A single number is all that's needed: how many lines in the data contain the string "JSON".

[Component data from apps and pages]
++++++

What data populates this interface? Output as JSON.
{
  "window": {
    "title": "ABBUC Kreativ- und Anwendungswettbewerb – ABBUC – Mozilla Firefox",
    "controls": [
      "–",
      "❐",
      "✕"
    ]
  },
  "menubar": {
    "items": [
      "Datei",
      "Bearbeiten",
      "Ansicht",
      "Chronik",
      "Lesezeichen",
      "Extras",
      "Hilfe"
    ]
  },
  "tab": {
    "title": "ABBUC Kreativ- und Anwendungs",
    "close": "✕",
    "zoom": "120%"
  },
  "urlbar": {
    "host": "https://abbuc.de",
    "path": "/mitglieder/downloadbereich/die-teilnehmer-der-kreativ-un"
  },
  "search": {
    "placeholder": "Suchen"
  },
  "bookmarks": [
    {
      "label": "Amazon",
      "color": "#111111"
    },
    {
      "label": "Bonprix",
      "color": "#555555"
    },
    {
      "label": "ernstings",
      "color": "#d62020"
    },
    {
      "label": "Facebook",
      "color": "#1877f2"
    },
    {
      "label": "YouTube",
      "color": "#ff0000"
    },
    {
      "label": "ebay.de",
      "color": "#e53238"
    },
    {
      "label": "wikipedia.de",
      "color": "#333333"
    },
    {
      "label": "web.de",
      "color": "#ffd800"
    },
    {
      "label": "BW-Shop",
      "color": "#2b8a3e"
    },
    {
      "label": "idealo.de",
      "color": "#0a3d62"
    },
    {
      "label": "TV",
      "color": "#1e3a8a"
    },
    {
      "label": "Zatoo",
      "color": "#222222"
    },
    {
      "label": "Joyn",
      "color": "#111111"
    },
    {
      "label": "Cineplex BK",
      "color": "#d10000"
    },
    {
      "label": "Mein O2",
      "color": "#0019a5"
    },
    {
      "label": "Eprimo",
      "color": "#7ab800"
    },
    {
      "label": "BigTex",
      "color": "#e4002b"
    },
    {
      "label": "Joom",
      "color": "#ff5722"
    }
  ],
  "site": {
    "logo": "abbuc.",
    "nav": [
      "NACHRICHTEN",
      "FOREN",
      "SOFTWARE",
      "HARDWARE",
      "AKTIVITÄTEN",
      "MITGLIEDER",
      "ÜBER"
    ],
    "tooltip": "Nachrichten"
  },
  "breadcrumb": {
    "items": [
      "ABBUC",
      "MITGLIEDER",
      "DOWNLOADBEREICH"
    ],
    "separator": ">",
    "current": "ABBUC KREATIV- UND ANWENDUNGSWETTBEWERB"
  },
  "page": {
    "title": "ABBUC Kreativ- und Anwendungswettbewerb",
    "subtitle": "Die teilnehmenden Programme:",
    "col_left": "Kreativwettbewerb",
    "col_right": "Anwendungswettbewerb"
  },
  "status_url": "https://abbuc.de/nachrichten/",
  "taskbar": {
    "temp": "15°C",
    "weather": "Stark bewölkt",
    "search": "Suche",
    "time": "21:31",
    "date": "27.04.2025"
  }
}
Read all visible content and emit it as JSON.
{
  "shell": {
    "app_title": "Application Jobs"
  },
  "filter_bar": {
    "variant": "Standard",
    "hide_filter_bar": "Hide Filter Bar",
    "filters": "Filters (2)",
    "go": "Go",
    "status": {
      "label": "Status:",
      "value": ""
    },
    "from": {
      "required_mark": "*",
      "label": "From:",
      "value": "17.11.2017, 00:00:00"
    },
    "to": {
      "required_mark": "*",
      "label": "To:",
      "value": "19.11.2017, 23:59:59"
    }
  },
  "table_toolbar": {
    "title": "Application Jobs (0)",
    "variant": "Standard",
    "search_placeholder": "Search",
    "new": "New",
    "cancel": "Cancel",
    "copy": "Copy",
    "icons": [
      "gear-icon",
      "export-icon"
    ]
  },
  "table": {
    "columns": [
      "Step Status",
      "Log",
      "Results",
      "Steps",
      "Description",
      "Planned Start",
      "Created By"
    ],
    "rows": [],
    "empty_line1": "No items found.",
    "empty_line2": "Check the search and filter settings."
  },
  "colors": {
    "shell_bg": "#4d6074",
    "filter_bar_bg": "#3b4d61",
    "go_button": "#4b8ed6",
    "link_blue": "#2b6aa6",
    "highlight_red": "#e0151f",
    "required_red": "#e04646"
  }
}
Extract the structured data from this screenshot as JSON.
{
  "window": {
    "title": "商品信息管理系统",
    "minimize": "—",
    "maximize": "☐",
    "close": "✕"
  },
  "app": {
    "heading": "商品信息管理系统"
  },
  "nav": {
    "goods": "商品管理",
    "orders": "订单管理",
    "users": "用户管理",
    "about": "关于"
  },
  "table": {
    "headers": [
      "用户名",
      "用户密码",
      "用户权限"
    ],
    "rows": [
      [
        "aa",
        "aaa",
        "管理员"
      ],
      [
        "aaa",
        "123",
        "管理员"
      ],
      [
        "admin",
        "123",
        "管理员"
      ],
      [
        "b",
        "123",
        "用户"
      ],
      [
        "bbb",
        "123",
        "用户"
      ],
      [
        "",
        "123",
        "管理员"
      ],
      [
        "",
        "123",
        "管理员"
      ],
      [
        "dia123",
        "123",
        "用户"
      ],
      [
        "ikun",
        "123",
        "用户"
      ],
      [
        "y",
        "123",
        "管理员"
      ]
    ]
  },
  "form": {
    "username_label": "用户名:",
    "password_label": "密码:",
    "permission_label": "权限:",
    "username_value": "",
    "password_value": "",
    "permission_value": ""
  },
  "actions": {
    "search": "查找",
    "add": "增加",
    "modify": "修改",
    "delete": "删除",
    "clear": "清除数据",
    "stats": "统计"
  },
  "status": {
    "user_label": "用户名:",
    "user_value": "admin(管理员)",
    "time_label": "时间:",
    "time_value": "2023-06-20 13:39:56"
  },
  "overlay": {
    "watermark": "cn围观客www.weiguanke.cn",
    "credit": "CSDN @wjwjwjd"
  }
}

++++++

• Solution for this exercise: 3